A major shift in handheld games recently hasn't been the quality. In fact, blocky 8-bit graphics are making a comeback. Most village-building games are only a repainting of the original Warcraft: Orcs & Humans from 1994. The tossing of cars, pigs or grumpy avians at obstacles is much like Human Cannonball for the Atari 2600. Tetris has never gone away, only changed from block to jewels or fruit.
What has changed a lot has been the definition of “free." Sure, you can download a silly game and play it free on your phone or tablet, but in order to speed your progress or unlock the cool stuff, you need to pay. That's how free games make money, 99 cents or five bucks at a time.
With Apple's launch of SaruTobi, the genre is ready for the next step. Tobi is a vine-swinging monkey flying through an 8-bit jungle collecting bitcoins and power-ups. In its infant stages, the game uses fake bitcoins for in-game purchases, but developer Christian Moss plans for players to earn real ones.
“I'm hoping by working bitcoin into popular games, it can help raise public awareness and get people to start looking into the crypto-currency," he told Bitcoin Magazine. “Hopefully before Christmas we will implement some kind of real bitcoin transacting with the game."

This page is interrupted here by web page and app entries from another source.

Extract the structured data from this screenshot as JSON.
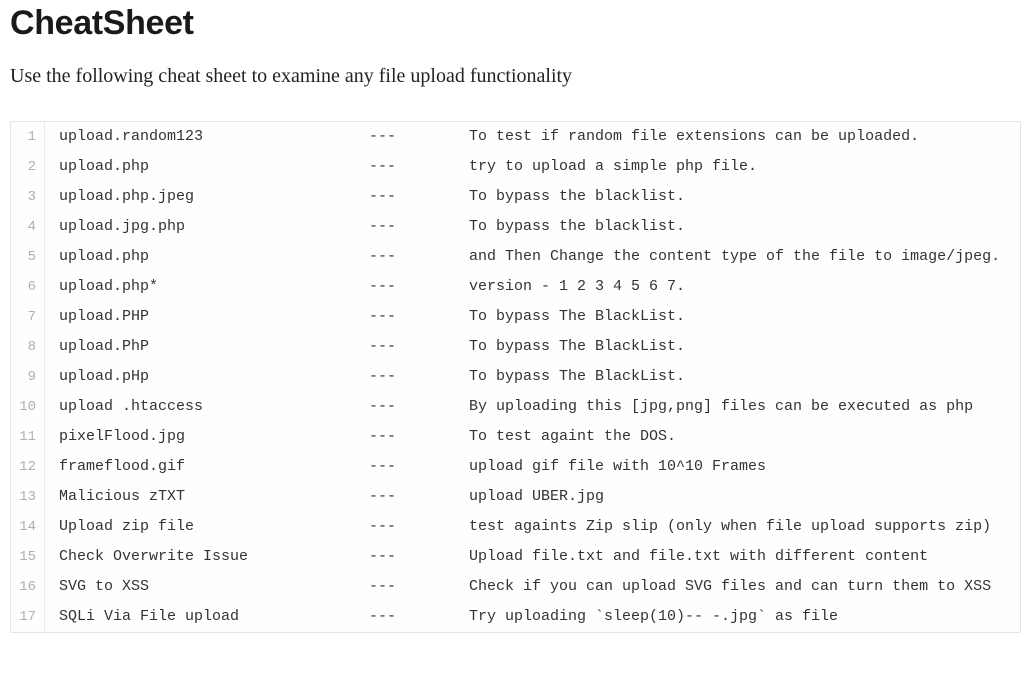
{
  "heading": "CheatSheet",
  "intro": "Use the following cheat sheet to examine any file upload functionality",
  "separator": "---",
  "rows": [
    {
      "n": 1,
      "left": "upload.random123",
      "desc": "To test if random file extensions can be uploaded."
    },
    {
      "n": 2,
      "left": "upload.php",
      "desc": "try to upload a simple php file."
    },
    {
      "n": 3,
      "left": "upload.php.jpeg",
      "desc": "To bypass the blacklist."
    },
    {
      "n": 4,
      "left": "upload.jpg.php",
      "desc": "To bypass the blacklist."
    },
    {
      "n": 5,
      "left": "upload.php",
      "desc": "and Then Change the content type of the file to image/jpeg."
    },
    {
      "n": 6,
      "left": "upload.php*",
      "desc": "version - 1 2 3 4 5 6 7."
    },
    {
      "n": 7,
      "left": "upload.PHP",
      "desc": "To bypass The BlackList."
    },
    {
      "n": 8,
      "left": "upload.PhP",
      "desc": "To bypass The BlackList."
    },
    {
      "n": 9,
      "left": "upload.pHp",
      "desc": "To bypass The BlackList."
    },
    {
      "n": 10,
      "left": "upload .htaccess",
      "desc": "By uploading this [jpg,png] files can be executed as php"
    },
    {
      "n": 11,
      "left": "pixelFlood.jpg",
      "desc": "To test againt the DOS."
    },
    {
      "n": 12,
      "left": "frameflood.gif",
      "desc": "upload gif file with 10^10 Frames"
    },
    {
      "n": 13,
      "left": "Malicious zTXT",
      "desc": "upload UBER.jpg"
    },
    {
      "n": 14,
      "left": "Upload zip file",
      "desc": "test againts Zip slip (only when file upload supports zip)"
    },
    {
      "n": 15,
      "left": "Check Overwrite Issue",
      "desc": "Upload file.txt and file.txt with different content"
    },
    {
      "n": 16,
      "left": "SVG to XSS",
      "desc": "Check if you can upload SVG files and can turn them to XSS"
    },
    {
      "n": 17,
      "left": "SQLi Via File upload",
      "desc": "Try uploading `sleep(10)-- -.jpg` as file"
    }
  ]
}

Many bitcoin arcade games cost a tiny bit to play with the promise of a possible big payout. Handheld games are ready to be the next scratch ticket. When you're bored, grab your device and take your chances at turning a Satoshi into some real money.